───── DATA SUPPLIED ─────

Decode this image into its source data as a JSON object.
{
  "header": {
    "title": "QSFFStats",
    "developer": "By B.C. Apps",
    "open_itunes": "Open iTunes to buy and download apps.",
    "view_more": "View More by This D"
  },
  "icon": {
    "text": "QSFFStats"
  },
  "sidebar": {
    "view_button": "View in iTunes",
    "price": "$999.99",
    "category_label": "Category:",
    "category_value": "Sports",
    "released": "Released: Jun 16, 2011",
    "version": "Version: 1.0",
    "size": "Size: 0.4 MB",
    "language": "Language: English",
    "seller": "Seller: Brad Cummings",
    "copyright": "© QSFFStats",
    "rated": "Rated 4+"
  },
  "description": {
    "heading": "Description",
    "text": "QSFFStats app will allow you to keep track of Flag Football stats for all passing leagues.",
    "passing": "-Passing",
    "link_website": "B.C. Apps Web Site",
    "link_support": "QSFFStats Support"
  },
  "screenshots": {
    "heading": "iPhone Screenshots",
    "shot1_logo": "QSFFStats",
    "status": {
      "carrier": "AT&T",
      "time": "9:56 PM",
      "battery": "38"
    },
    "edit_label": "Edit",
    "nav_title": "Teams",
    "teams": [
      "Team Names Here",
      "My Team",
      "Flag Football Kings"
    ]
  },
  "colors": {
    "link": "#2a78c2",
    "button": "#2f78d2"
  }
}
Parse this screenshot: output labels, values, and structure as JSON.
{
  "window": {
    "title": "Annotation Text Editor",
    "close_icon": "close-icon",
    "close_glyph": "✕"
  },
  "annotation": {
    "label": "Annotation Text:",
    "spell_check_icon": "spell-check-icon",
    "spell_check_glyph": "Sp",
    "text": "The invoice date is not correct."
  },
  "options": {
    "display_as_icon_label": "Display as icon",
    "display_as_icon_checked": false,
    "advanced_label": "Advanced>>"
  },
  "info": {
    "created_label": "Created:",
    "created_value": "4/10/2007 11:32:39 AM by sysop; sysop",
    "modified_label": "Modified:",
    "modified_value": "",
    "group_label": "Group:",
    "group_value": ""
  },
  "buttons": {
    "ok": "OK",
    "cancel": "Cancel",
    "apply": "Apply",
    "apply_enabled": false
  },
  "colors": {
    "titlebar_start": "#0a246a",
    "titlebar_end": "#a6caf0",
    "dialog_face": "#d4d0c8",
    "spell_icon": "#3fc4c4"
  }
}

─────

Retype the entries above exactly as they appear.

Decode this image into its source data as a JSON object.
{
  "header": {
    "title": "QSFFStats",
    "developer": "By B.C. Apps",
    "open_itunes": "Open iTunes to buy and download apps.",
    "view_more": "View More by This D"
  },
  "icon": {
    "text": "QSFFStats"
  },
  "sidebar": {
    "view_button": "View in iTunes",
    "price": "$999.99",
    "category_label": "Category:",
    "category_value": "Sports",
    "released": "Released: Jun 16, 2011",
    "version": "Version: 1.0",
    "size": "Size: 0.4 MB",
    "language": "Language: English",
    "seller": "Seller: Brad Cummings",
    "copyright": "© QSFFStats",
    "rated": "Rated 4+"
  },
  "description": {
    "heading": "Description",
    "text": "QSFFStats app will allow you to keep track of Flag Football stats for all passing leagues.",
    "passing": "-Passing",
    "link_website": "B.C. Apps Web Site",
    "link_support": "QSFFStats Support"
  },
  "screenshots": {
    "heading": "iPhone Screenshots",
    "shot1_logo": "QSFFStats",
    "status": {
      "carrier": "AT&T",
      "time": "9:56 PM",
      "battery": "38"
    },
    "edit_label": "Edit",
    "nav_title": "Teams",
    "teams": [
      "Team Names Here",
      "My Team",
      "Flag Football Kings"
    ]
  },
  "colors": {
    "link": "#2a78c2",
    "button": "#2f78d2"
  }
}
Parse this screenshot: output labels, values, and structure as JSON.
{
  "window": {
    "title": "Annotation Text Editor",
    "close_icon": "close-icon",
    "close_glyph": "✕"
  },
  "annotation": {
    "label": "Annotation Text:",
    "spell_check_icon": "spell-check-icon",
    "spell_check_glyph": "Sp",
    "text": "The invoice date is not correct."
  },
  "options": {
    "display_as_icon_label": "Display as icon",
    "display_as_icon_checked": false,
    "advanced_label": "Advanced>>"
  },
  "info": {
    "created_label": "Created:",
    "created_value": "4/10/2007 11:32:39 AM by sysop; sysop",
    "modified_label": "Modified:",
    "modified_value": "",
    "group_label": "Group:",
    "group_value": ""
  },
  "buttons": {
    "ok": "OK",
    "cancel": "Cancel",
    "apply": "Apply",
    "apply_enabled": false
  },
  "colors": {
    "titlebar_start": "#0a246a",
    "titlebar_end": "#a6caf0",
    "dialog_face": "#d4d0c8",
    "spell_icon": "#3fc4c4"
  }
}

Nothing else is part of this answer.